2.2 The lead of a J can be from the top of a sequence or top of an interior sequence – but which?

This hand is taken from the Porthcawl Bridge Club Hand Of The Month (April 2010, re-orientated) (see website).

(South: 1 - 1 - 1NT – 3NT)♠ AK5



(a)(b)♣ AK1083(a)

♠ Q62(Q62)♠ 987



♣ 94(94)(a)(b)♣ Q52

♠ J1043(J104)



♣ J76(J76)

With South declarer in 3NT, West leads the J (top of an interior sequence. South wins and takes a losing club finesse. What should East return? A diamond is correct with the hand shown (hand (a)), but a heart switch is imperative with hand (b). Smith Peters solve the dilemma. When declarer plays the club, with hand (a), West would play the ♣9, encouragement for the initial suit led. With hand (b) he would play the ♣4 discouraging a diamond continuation, and asking for an (obvious) heart switch.
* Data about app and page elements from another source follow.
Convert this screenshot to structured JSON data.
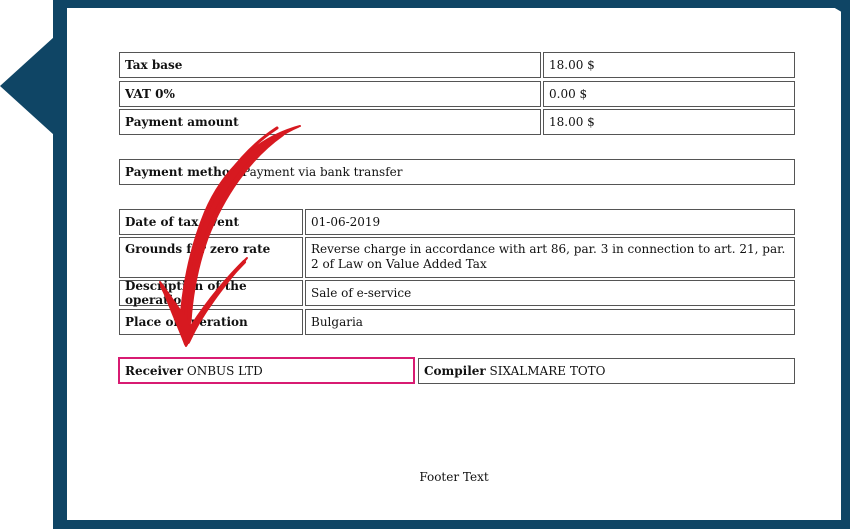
{
  "summary": {
    "rows": [
      {
        "label": "Tax base",
        "value": "18.00 $"
      },
      {
        "label": "VAT 0%",
        "value": "0.00 $"
      },
      {
        "label": "Payment amount",
        "value": "18.00 $"
      }
    ]
  },
  "payment": {
    "label": "Payment method",
    "value": "Payment via bank transfer"
  },
  "tax_details": {
    "rows": [
      {
        "label": "Date of tax event",
        "value": "01-06-2019"
      },
      {
        "label": "Grounds for zero rate",
        "value": "Reverse charge in accordance with art 86, par. 3 in connection to art. 21, par. 2 of Law on Value Added Tax"
      },
      {
        "label": "Description of the operation",
        "value": "Sale of e-service"
      },
      {
        "label": "Place of operation",
        "value": "Bulgaria"
      }
    ]
  },
  "parties": {
    "receiver_label": "Receiver",
    "receiver_value": "ONBUS LTD",
    "compiler_label": "Compiler",
    "compiler_value": "SIXALMARE TOTO"
  },
  "footer": {
    "text": "Footer Text"
  },
  "colors": {
    "frame": "#0f4565",
    "highlight": "#d81b72",
    "arrow": "#d71920"
  }
}
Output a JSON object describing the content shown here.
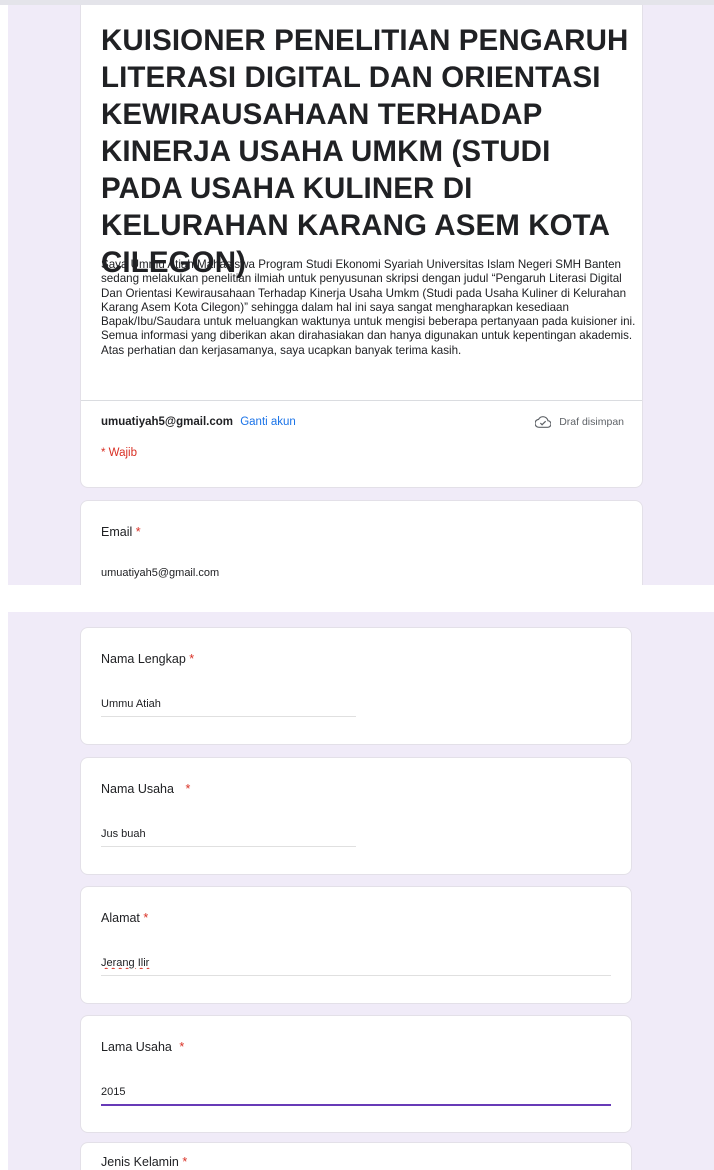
{
  "form": {
    "title": "KUISIONER PENELITIAN PENGARUH LITERASI DIGITAL DAN ORIENTASI KEWIRAUSAHAAN TERHADAP KINERJA USAHA UMKM (STUDI PADA USAHA KULINER DI KELURAHAN KARANG ASEM KOTA CILEGON)",
    "description": "Saya Ummu Atiah Mahasiswa Program Studi Ekonomi Syariah Universitas Islam Negeri SMH Banten sedang melakukan penelitian ilmiah untuk penyusunan skripsi dengan judul “Pengaruh Literasi Digital Dan Orientasi Kewirausahaan Terhadap Kinerja Usaha Umkm (Studi pada Usaha Kuliner di Kelurahan Karang Asem Kota Cilegon)” sehingga dalam hal ini saya sangat mengharapkan kesediaan Bapak/Ibu/Saudara untuk meluangkan waktunya untuk mengisi beberapa pertanyaan pada kuisioner ini. Semua informasi yang diberikan akan dirahasiakan dan hanya digunakan untuk kepentingan akademis.\nAtas perhatian dan kerjasamanya, saya ucapkan banyak terima kasih.",
    "account_email": "umuatiyah5@gmail.com",
    "switch_account": "Ganti akun",
    "draft_status": "Draf disimpan",
    "draft_icon": "cloud-done-icon",
    "required_note": "* Wajib"
  },
  "questions": {
    "email": {
      "label": "Email",
      "required": "*",
      "value": "umuatiyah5@gmail.com"
    },
    "nama_lengkap": {
      "label": "Nama Lengkap",
      "required": "*",
      "value": "Ummu Atiah"
    },
    "nama_usaha": {
      "label": "Nama Usaha",
      "required": "*",
      "value": "Jus buah"
    },
    "alamat": {
      "label": "Alamat",
      "required": "*",
      "value": "Jerang Ilir"
    },
    "lama_usaha": {
      "label": "Lama Usaha",
      "required": "*",
      "value": "2015"
    },
    "jenis_kelamin": {
      "label": "Jenis Kelamin",
      "required": "*"
    }
  },
  "colors": {
    "background": "#f0ebf8",
    "accent": "#673ab7",
    "link": "#1a73e8",
    "required": "#d93025"
  }
}
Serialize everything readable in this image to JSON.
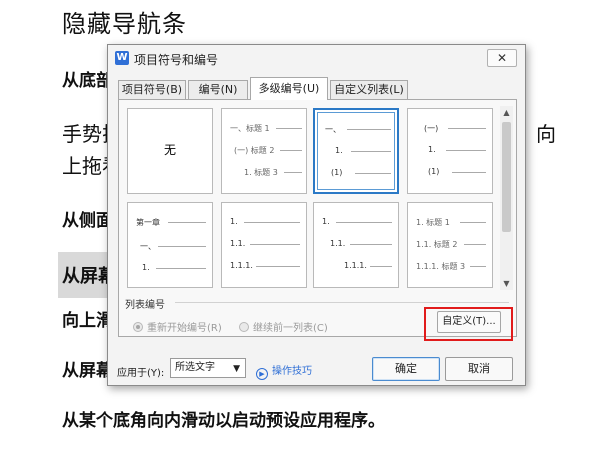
{
  "document": {
    "title": "隐藏导航条",
    "line1": "从底部",
    "line2": "手势拉",
    "line2_tail": "向",
    "line3": "上拖看",
    "line4": "从侧面",
    "line5": "从屏幕",
    "line6": "向上滑",
    "line7": "从屏幕",
    "line8": "从某个底角向内滑动以启动预设应用程序。"
  },
  "dialog": {
    "title": "项目符号和编号",
    "close_label": "✕",
    "tabs": [
      {
        "label": "项目符号(B)"
      },
      {
        "label": "编号(N)"
      },
      {
        "label": "多级编号(U)",
        "active": true
      },
      {
        "label": "自定义列表(L)"
      }
    ],
    "styles": {
      "none_label": "无",
      "style2": {
        "r1": "一、标题 1",
        "r2": "(一) 标题 2",
        "r3": "1. 标题 3"
      },
      "style3": {
        "r1": "一、",
        "r2": "1.",
        "r3": "(1)"
      },
      "style4": {
        "r1": "(一)",
        "r2": "1.",
        "r3": "(1)"
      },
      "style5": {
        "r1": "第一章",
        "r2": "一、",
        "r3": "1."
      },
      "style6": {
        "r1": "1.",
        "r2": "1.1.",
        "r3": "1.1.1."
      },
      "style7": {
        "r1": "1.",
        "r2": "1.1.",
        "r3": "1.1.1."
      },
      "style8": {
        "r1": "1. 标题 1",
        "r2": "1.1. 标题 2",
        "r3": "1.1.1. 标题 3"
      }
    },
    "list_numbering_label": "列表编号",
    "radio_restart": "重新开始编号(R)",
    "radio_continue": "继续前一列表(C)",
    "custom_button": "自定义(T)...",
    "apply_to_label": "应用于(Y):",
    "apply_to_value": "所选文字",
    "tips_label": "操作技巧",
    "ok_button": "确定",
    "cancel_button": "取消"
  },
  "colors": {
    "accent": "#2b79c6",
    "highlight_box": "#e11b1b"
  }
}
I distinguish this specific lead (i.e. J from top of an interior sequence), from the treatment of standard 4th. highest leads (see 2.1 above), since in this case there is an alternative way of distinguishing between the two hands. This is by adopting the ‘Strong 10’ modification to your standard leads.

"The lead of the 10 against no-trumps guarantees the 'J' and/or the '9', together with a higher non-touching honour'.

So with hand (a) West would lead the 10, whereas with hand (b) he would lead the J.

Don’t Always Smith Peter

There are a few situations where you don’t Smith Peter at the first opportunity.

- obviously when you have a singleton in declarer’s first suit

- when you are trying to win the first trick (so in 2.1 above, West can Smith Peter, but East is winning the heart with his King – obviously not a Smith Peter

- when you cannot afford to play a high card – usually an honour

- when there is a long suit in dummy with no entry, it is more important to give count.

It is the combination of the above restraints particularly the last one (together with the fact that unless you practice them they can be forgotten), that can give rise to confusion over their usage.

Other Considerations

Smith Peters are a defensive mechanism and obviously work in defenders’ favour (but are not infallible), and good declarers can exploit them to some degree.

- as declarer don’t necessarily play a small card to the suit that you first lead

- the defenders are not only telling each other the location of key cards, thay are also telling you. Take note (it may affect whether you take a finesse into a danger hand or go for an anti-percentage drop.

Smith Peters can lead to problems when the appropriate defender only has high cards say doubleton 98) and would like to play low (in 2.2 above, take the 8 away from West, and declarer leads the 9. With only the 43 West’s Smith Peter becomes ambiguous).


The only practical alternative is the adoption of the Strong 10 principle – but this is only in specific situations (see 2.2 above).

Prior to the invention of Smith Peters there existed a bidding technique – the Rosenkranz Double – which identified an honour in partners hand e.g. (1) - 1♠ - (2♣) – dbl. Here the double shows a raise in spades with one of the top three honours. Yes, on very specific hands it can resolve lead continuation problems (example 1.1), but not one of Dr. Rosenkranz’s better ideas.